Cheryl DeMars, president and CEO at The Alliance, gave an update on Illinois legislative activity of potential interest to employers with self-funded health benefit plans.
Governor Pritzker’s budget proposal includes a Managed Care Organization (MCO) tax. As currently structured, this 1 percent tax on health care claims would apply to Medicaid MCOs, commercial insurers and third-party administrators (TPAs) that serve self-funded employers. Some version of this tax is likely to pass, since it would generate significant matching funds from the Federal Government.
The Illinois legislature has formed a new committee whose sole aim is prescription drug affordability. The Committee is chaired by Rep. Will Guzzardi. Rep. Lamont Robinson is the vice chair.
DeMars noted that self-funded employers may question whether state laws apply to their self-funded plans, since self-funding is governed by ERISA which pre-empts state law. Recent case law though suggests that it is important for self-funded employers to be involved in state-level health policy debates. State laws can and do apply to vendors like PBMs and TPAs who serve self-funded plans and therefore impact self-funded plans indirectly.
DeMars stressed the importance of sharing stories with The Alliance about how regulations impact businesses and employees with legislators. “Sharing stories from real employers who are constituents has an impact on legislators,” DeMars noted. She also encouraged members with an interest in this area to consider joining The Alliance’s Health Policy Committee.
The Employer Connections in Northern Illinois event was a great success! The discussions generated at this event by area employers were insightful. We look forward to taking The Alliance “on the road” again in the future.
Download the presentations and more from the Employer Connections in Northern Illinois event.
View a listing of our upcoming events and register to attend.
Health policy updates in the form of a game show? Check out this blog article from our Health Policy event.
Previously, Lisa worked at a founding member of The Alliance for 17 years as a marketing specialist. Lisa received her master’s degree from the University of Wisconsin-Whitewater in Communications with an emphasis in Corporate Communications.
Read Lisa's latest posts.
Latest posts by Lisa Wendorff
- Moving Upstream in Health Care: The Role for Employers - June 17, 2019

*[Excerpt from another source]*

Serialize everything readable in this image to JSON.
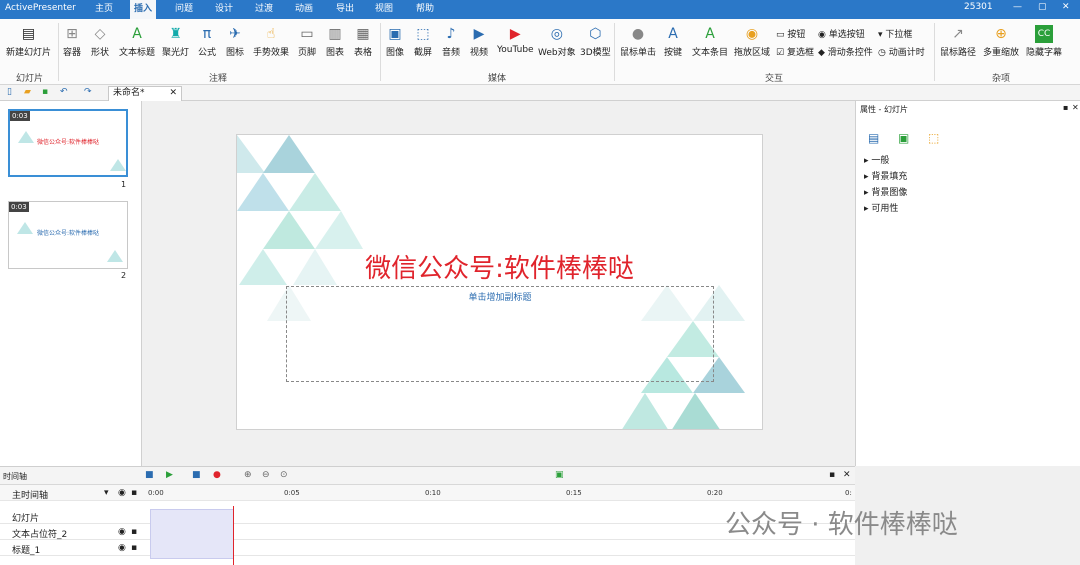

- Employer Connections: Benefit Design Challenges and Solutions for You - May 13, 2019
- How to Give Your Employees Access to High-Value Primary Care - April 30, 2019